*** Input data Section Begins ***
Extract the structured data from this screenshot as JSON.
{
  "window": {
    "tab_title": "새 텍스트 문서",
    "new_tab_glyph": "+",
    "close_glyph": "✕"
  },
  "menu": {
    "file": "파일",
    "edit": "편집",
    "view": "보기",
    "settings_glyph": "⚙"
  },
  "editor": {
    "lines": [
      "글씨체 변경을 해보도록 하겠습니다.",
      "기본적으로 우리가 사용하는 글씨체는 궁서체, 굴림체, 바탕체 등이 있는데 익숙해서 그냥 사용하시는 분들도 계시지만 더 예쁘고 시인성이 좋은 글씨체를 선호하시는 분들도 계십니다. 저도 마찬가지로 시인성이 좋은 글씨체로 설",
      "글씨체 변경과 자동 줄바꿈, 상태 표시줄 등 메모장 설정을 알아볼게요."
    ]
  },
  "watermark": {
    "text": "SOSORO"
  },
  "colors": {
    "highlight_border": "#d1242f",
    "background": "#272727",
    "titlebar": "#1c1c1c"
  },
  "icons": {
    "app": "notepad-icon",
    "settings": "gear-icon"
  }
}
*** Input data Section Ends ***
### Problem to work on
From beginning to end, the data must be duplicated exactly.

### Result
Extract the structured data from this screenshot as JSON.
{
  "window": {
    "tab_title": "새 텍스트 문서",
    "new_tab_glyph": "+",
    "close_glyph": "✕"
  },
  "menu": {
    "file": "파일",
    "edit": "편집",
    "view": "보기",
    "settings_glyph": "⚙"
  },
  "editor": {
    "lines": [
      "글씨체 변경을 해보도록 하겠습니다.",
      "기본적으로 우리가 사용하는 글씨체는 궁서체, 굴림체, 바탕체 등이 있는데 익숙해서 그냥 사용하시는 분들도 계시지만 더 예쁘고 시인성이 좋은 글씨체를 선호하시는 분들도 계십니다. 저도 마찬가지로 시인성이 좋은 글씨체로 설",
      "글씨체 변경과 자동 줄바꿈, 상태 표시줄 등 메모장 설정을 알아볼게요."
    ]
  },
  "watermark": {
    "text": "SOSORO"
  },
  "colors": {
    "highlight_border": "#d1242f",
    "background": "#272727",
    "titlebar": "#1c1c1c"
  },
  "icons": {
    "app": "notepad-icon",
    "settings": "gear-icon"
  }
}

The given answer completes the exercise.